- What the task requires
Every line below that holds the string "Identity" should be copied out.

- Dataset

- - -

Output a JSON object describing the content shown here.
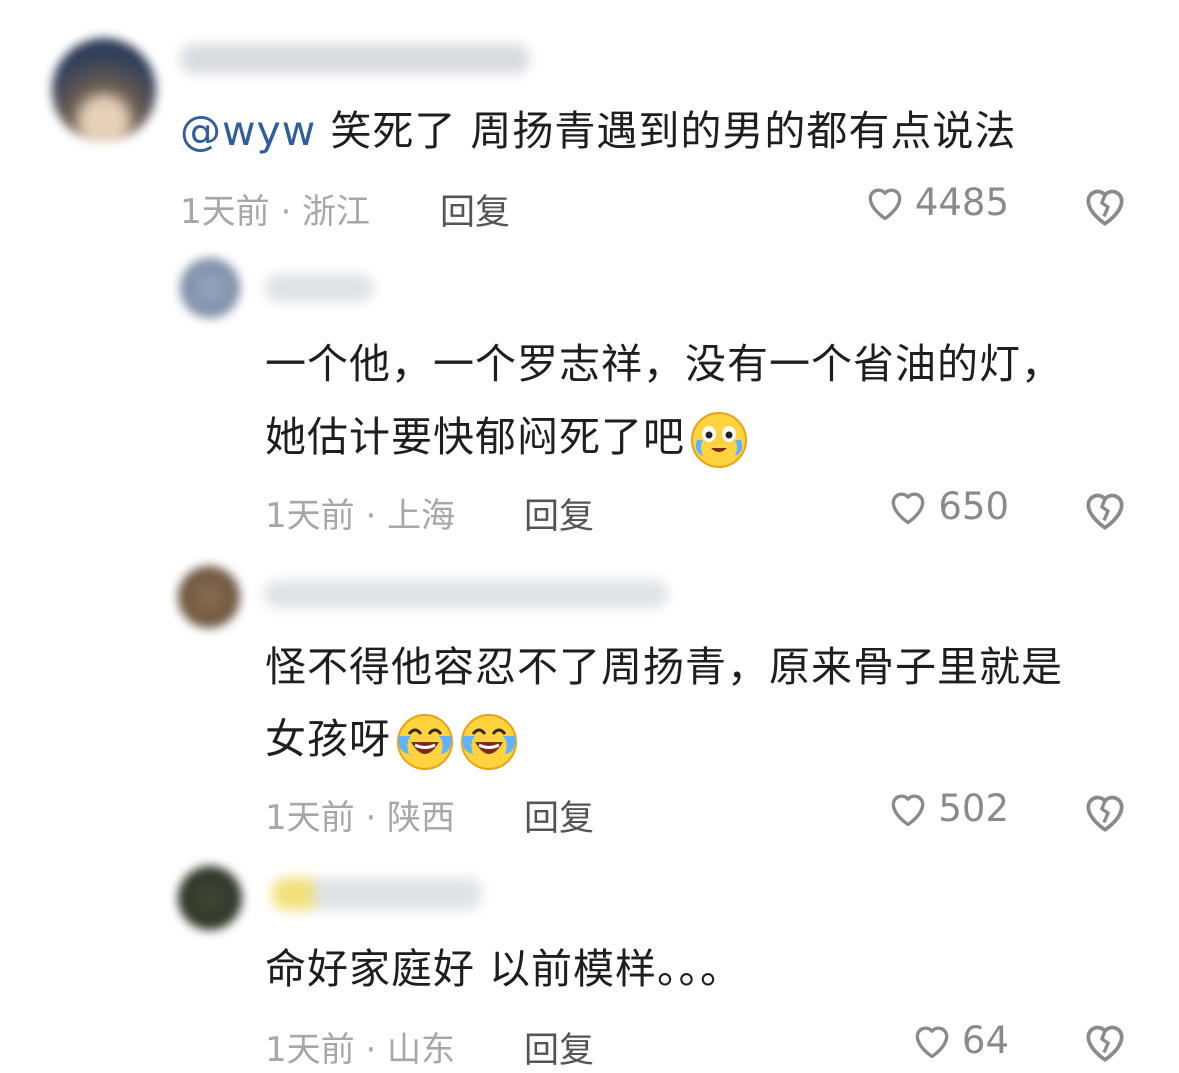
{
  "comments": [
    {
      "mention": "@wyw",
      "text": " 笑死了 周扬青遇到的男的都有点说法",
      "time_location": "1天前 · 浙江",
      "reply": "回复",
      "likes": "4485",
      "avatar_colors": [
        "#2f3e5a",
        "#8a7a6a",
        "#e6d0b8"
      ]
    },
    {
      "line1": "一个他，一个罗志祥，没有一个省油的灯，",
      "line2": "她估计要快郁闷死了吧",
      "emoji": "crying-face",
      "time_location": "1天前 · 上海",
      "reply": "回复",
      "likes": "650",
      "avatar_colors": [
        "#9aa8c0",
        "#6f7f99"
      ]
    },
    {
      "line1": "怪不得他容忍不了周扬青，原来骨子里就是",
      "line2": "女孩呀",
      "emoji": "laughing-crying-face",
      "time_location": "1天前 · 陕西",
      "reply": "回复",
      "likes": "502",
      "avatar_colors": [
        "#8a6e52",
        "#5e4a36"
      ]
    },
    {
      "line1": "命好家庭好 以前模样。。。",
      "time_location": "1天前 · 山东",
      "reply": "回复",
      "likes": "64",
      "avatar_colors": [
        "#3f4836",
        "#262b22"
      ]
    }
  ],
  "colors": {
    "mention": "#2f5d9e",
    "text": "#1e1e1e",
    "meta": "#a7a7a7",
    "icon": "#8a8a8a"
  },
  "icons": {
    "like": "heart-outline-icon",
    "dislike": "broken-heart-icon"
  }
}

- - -

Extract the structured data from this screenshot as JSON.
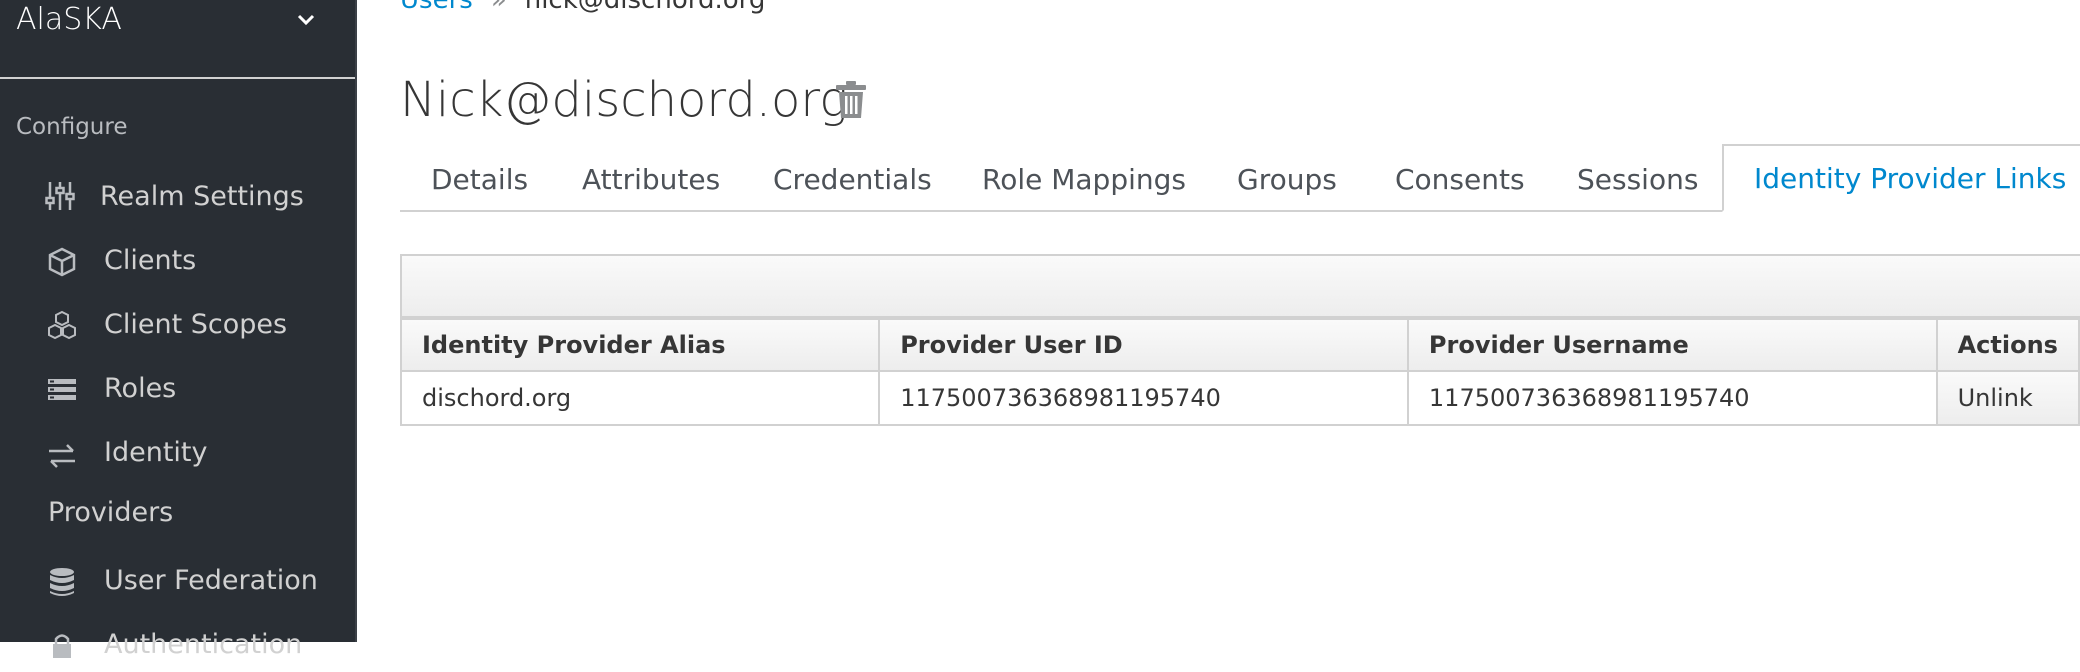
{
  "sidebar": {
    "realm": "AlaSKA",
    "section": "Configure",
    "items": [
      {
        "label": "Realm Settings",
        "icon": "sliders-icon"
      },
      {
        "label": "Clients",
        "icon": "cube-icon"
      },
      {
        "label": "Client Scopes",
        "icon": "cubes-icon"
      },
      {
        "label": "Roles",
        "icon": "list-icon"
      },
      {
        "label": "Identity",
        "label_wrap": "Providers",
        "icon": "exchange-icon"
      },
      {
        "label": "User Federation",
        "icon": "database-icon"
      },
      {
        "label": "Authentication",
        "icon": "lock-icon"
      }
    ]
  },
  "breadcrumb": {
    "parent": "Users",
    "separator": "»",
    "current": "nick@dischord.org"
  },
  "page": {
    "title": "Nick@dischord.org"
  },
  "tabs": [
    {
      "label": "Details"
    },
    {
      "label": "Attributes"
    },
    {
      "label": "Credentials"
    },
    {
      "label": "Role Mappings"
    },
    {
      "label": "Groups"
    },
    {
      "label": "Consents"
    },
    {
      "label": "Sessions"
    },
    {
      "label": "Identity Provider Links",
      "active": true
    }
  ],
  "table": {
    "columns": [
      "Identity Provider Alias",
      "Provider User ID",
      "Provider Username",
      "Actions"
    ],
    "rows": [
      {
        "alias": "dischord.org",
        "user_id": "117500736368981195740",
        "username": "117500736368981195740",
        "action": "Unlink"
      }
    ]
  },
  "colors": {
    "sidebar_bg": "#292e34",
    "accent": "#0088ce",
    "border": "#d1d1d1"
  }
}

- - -

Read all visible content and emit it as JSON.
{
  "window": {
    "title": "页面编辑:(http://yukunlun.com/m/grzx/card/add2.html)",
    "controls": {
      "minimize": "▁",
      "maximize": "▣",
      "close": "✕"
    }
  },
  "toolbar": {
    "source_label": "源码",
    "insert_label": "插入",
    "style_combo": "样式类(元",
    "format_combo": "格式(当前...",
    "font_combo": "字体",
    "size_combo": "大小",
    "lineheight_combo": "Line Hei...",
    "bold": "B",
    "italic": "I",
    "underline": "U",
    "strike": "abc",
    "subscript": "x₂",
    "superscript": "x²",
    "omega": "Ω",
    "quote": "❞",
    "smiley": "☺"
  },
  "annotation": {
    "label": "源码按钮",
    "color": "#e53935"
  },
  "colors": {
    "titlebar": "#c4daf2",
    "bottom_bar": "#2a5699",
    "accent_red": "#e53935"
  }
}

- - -

- Answer to this exercise
        "label": "Identity",
      "label": "Identity Provider Links",
      "Identity Provider Alias",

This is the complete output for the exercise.